Extracted records
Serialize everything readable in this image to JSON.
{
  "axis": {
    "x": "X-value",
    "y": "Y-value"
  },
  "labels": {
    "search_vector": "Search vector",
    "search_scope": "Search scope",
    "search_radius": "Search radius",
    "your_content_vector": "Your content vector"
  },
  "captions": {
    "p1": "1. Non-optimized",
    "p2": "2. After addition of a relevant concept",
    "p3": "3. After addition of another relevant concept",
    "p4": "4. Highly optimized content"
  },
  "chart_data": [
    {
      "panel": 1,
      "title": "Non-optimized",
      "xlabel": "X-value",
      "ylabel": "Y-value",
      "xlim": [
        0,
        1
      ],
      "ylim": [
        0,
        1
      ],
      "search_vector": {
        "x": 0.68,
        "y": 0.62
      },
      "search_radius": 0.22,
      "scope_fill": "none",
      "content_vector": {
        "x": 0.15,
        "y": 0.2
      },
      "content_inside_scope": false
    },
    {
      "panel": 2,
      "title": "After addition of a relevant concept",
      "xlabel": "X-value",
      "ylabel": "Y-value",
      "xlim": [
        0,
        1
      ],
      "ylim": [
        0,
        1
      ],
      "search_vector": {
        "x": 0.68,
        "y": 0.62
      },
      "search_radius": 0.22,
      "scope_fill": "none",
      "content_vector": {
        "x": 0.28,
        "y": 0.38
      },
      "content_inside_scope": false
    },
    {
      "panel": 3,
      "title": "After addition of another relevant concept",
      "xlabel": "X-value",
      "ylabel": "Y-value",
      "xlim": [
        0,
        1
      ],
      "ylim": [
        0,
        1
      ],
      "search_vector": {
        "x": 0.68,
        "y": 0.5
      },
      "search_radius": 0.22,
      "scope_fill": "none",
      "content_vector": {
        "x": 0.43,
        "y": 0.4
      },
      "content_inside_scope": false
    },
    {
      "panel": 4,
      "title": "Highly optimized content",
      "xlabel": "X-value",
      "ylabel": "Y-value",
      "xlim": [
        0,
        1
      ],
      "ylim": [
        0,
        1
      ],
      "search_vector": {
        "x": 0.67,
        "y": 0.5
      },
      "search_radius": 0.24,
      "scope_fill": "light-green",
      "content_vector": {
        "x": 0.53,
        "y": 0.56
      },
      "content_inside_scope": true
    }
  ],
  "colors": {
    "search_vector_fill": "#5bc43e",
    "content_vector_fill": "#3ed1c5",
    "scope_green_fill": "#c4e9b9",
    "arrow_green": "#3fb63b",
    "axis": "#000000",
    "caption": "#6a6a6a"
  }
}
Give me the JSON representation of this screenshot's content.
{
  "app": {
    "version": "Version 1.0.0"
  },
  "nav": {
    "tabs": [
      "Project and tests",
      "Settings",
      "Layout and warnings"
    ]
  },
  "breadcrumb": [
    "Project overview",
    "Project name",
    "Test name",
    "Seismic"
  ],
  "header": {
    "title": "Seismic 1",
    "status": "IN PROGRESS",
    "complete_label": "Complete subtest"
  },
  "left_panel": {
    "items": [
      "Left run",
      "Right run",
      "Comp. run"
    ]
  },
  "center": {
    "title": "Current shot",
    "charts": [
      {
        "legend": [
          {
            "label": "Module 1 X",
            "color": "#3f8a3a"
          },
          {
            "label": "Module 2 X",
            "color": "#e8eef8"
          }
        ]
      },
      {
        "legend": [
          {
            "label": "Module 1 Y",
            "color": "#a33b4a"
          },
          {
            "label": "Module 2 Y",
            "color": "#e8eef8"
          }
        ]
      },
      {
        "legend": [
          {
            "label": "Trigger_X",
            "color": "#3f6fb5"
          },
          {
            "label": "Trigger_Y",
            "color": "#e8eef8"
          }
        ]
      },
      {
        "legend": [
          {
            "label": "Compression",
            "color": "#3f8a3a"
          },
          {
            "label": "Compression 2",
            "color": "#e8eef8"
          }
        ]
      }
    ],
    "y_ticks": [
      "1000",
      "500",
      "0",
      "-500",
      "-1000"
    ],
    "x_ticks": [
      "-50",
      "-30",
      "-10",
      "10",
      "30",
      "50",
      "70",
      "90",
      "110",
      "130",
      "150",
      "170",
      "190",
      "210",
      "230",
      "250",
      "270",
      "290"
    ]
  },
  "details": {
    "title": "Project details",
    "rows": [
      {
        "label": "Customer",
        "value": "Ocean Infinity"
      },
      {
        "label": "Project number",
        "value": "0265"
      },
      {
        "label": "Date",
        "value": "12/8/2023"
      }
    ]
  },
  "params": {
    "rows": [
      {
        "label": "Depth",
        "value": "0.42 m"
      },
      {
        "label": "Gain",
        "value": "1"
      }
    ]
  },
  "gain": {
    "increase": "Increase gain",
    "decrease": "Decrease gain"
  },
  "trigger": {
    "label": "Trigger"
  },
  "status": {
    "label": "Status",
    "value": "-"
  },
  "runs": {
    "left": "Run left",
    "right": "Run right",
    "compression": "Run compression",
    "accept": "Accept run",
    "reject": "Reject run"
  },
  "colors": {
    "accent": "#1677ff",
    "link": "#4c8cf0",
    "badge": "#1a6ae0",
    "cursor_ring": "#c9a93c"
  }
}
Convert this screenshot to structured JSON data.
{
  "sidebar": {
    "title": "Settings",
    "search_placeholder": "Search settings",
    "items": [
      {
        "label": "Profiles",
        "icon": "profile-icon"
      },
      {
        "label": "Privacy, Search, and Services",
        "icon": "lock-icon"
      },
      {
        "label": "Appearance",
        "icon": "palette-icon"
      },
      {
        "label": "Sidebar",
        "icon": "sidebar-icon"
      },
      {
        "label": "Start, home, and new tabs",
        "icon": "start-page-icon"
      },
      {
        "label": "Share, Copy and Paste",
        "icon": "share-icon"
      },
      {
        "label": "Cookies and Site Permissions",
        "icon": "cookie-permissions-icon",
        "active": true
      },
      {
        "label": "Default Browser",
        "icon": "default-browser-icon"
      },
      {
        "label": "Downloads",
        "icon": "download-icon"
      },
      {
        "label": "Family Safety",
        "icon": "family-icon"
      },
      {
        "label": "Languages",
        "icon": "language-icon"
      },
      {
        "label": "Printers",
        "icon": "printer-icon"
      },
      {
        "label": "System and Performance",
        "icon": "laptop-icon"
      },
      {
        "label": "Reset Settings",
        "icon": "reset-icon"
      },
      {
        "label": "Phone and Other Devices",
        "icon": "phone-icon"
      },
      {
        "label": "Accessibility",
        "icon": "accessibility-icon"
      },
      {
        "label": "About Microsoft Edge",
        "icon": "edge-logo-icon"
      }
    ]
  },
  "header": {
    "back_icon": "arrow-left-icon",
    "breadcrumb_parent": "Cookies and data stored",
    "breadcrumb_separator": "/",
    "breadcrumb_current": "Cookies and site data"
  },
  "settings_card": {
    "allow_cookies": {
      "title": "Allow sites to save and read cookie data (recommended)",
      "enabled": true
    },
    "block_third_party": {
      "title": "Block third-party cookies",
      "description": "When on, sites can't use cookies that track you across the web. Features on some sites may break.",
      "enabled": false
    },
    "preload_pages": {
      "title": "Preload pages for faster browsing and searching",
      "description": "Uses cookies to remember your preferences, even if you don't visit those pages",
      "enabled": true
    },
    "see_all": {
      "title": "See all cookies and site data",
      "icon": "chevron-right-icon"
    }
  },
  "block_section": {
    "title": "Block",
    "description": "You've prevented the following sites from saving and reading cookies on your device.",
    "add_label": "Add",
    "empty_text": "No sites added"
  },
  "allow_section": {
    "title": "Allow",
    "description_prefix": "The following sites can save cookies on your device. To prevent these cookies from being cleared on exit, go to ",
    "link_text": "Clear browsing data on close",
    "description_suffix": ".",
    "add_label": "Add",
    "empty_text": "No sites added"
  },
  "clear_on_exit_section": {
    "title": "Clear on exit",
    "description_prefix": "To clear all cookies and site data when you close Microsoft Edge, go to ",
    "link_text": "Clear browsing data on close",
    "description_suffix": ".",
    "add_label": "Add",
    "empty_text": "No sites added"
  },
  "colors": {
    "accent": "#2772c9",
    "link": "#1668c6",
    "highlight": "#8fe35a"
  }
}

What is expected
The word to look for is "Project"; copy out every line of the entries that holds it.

Answer below
      "Project and tests",
    "Project overview",
    "Project name",
    "title": "Project details",
        "label": "Project number",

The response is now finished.